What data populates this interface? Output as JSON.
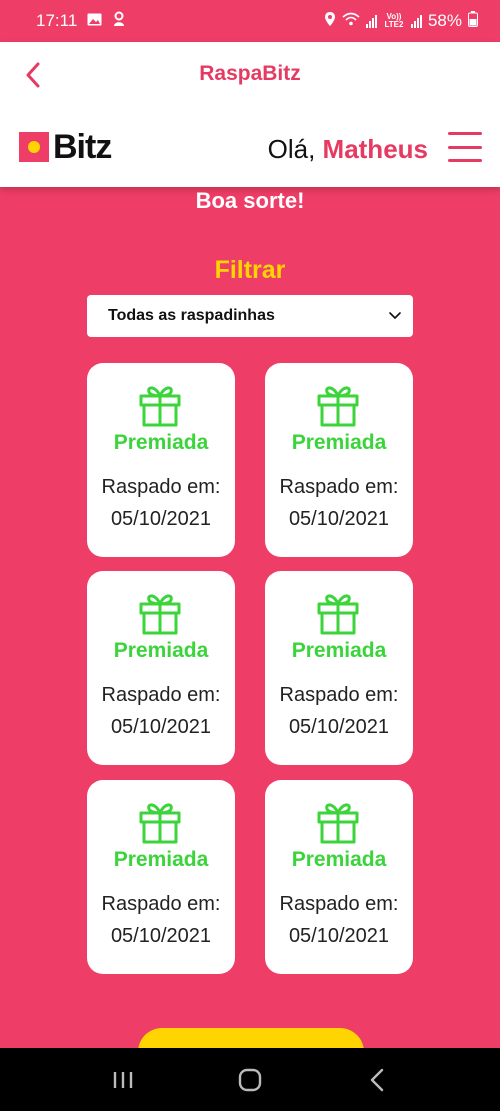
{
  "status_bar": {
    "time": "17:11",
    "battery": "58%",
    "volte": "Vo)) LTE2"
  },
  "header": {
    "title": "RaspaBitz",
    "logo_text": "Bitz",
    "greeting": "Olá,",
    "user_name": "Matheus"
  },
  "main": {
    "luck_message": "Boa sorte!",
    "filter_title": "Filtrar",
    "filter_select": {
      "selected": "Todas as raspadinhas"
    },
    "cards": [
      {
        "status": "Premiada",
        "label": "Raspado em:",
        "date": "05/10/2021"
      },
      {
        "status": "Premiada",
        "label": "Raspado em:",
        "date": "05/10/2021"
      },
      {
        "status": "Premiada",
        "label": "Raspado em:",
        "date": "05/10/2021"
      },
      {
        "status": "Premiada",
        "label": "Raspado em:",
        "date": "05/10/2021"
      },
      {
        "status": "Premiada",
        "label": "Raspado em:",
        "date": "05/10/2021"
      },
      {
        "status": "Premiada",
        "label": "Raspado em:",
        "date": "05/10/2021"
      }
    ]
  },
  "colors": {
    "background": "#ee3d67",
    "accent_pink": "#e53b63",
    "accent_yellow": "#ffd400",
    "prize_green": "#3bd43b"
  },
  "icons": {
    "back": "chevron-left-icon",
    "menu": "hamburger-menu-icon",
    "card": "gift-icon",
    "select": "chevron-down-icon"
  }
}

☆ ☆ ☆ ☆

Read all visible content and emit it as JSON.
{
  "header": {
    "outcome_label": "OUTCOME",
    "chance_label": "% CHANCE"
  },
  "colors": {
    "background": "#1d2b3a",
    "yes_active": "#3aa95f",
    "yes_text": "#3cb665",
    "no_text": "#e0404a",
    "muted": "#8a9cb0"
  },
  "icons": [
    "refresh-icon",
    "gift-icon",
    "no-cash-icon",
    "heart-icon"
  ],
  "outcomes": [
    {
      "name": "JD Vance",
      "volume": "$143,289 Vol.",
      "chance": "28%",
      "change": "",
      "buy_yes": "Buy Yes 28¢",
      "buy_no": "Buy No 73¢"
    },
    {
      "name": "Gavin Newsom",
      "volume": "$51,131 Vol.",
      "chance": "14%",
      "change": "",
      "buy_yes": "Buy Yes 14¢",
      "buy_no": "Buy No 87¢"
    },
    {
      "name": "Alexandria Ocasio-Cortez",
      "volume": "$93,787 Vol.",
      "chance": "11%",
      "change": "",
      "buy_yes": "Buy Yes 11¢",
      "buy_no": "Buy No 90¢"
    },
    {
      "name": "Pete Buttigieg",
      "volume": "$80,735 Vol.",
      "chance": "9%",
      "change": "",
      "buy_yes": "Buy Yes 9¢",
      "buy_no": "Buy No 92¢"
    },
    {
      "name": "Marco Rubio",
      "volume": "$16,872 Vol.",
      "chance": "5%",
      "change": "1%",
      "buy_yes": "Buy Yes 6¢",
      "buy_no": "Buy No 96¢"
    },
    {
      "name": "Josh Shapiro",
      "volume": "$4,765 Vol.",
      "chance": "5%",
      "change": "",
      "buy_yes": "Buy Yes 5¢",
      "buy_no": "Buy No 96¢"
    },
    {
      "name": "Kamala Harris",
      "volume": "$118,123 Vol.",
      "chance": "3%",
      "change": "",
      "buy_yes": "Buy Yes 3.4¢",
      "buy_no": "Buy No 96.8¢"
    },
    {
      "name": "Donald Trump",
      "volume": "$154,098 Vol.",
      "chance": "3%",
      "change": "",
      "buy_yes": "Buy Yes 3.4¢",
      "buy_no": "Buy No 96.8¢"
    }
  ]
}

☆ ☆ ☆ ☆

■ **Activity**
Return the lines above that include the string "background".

■ **Response**
    "background": "#ee3d67",
    "background": "#1d2b3a",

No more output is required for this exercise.